Mounting evidence reveals a critical role of TRP channels in the physiological regulation of vascular function and blood pressure. Functional equilibrium between TRP channels plays a critical role in maintaining vascular physiological function and blood pressure. Enhanced TRPC3/5-mediated vasoconstriction and impaired TRPV1-induced vasodilation was detected in hypertension [5,20,29,68,69]. Based on these findings, we propose that the imbalance in TRP channel function may be one etiology of hypertension.

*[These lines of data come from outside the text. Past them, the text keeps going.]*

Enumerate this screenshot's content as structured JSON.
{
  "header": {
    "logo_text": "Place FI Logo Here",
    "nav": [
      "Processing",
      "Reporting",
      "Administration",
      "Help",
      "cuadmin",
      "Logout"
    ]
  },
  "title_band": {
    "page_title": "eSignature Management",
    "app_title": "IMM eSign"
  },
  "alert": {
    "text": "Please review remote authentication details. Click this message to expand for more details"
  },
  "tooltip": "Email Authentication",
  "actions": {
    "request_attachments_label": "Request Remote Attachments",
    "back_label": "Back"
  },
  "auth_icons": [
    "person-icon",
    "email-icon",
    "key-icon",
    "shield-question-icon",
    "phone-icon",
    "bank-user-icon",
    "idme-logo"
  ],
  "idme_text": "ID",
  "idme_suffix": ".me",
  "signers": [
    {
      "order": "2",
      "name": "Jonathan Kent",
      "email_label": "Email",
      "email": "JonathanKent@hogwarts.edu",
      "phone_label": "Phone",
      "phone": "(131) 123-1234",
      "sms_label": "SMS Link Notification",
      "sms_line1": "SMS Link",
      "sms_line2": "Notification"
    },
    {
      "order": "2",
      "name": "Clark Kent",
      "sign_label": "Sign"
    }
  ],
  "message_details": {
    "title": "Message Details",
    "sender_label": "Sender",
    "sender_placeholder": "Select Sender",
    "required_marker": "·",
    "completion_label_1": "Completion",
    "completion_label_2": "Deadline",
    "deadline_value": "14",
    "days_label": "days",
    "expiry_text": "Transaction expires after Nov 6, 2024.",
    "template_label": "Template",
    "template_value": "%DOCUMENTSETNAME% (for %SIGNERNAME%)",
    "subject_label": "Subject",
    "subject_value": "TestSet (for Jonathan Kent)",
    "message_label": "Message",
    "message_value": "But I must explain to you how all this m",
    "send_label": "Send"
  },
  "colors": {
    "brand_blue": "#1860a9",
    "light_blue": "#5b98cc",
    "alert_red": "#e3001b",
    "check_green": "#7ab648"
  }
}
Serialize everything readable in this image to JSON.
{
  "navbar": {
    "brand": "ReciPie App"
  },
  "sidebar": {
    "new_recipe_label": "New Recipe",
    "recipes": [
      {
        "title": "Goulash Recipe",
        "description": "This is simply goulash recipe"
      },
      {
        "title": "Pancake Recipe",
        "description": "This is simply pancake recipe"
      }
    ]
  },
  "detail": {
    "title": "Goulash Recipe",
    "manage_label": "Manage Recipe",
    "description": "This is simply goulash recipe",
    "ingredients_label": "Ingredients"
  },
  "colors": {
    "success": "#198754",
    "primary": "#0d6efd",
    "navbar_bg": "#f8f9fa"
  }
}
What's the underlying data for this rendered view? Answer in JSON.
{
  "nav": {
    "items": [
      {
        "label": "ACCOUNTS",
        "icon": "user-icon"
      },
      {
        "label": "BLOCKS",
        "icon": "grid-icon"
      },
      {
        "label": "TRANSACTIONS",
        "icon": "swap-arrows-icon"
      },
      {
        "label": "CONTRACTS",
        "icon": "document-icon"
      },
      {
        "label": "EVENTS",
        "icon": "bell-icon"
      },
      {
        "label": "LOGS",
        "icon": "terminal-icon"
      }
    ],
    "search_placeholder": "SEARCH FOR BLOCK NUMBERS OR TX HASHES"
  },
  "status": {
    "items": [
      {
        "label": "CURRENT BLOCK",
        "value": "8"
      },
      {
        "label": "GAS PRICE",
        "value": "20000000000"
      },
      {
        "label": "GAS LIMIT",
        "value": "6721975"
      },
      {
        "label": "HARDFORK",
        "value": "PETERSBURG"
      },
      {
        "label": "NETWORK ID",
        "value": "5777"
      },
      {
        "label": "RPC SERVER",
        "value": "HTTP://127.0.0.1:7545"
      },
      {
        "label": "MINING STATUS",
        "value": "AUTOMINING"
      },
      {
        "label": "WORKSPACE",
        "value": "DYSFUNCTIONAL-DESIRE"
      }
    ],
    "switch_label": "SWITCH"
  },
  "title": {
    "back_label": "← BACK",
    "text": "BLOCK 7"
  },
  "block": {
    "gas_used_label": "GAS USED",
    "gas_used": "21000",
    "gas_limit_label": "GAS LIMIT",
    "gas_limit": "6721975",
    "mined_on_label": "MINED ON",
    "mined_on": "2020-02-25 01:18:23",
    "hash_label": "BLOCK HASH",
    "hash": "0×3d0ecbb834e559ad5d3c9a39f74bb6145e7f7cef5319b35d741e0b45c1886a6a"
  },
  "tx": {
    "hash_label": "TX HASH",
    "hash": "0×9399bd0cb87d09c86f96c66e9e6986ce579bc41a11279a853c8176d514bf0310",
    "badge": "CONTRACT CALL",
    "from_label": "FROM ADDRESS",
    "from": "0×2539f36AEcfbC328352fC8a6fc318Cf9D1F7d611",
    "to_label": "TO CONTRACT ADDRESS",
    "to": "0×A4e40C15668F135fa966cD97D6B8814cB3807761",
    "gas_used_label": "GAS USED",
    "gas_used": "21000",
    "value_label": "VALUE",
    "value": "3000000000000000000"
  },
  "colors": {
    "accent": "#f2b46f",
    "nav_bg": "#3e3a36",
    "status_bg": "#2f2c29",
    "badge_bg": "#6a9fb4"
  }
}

The impaired balance in TRP channel function results in elevated [Ca2 +]i and enhanced vasoconstriction and/or reduced vasodilation, thus contributing to the development of hypertension (Figure 18.1).


Figure 18.1 The functional balance in TRP channels in the regulation of vascular function and blood pressure. Multiple TRP channels are present in VSMC and the endothelium. Activation of TRPC3/5 results in an increase in VSMC [Ca2 +]i via SOC- and diacylgylcerol (DAG)-mediated Ca2 + influx. Ang II and norepinephrine upregulate TRPC3/5 expression and lead to consequent Ca2 + influx and vasoconstriction. Activation of TRPV1 increases the phosphorylation of PKA and eNOS, thereby leading to production of NO in endothelial cells and vasodilation. A disturbance to this balance leads eventually to hypertension.

Only gold members can continue reading. Log In or Register to continue

Nov 18, 2017 | Posted by in PHARMACY | Comments Off on Transient Receptor Potential Channels in Hypertension and Metabolic Syndrome
Premium Wordpress Themes by UFO Themes
%d bloggers like this: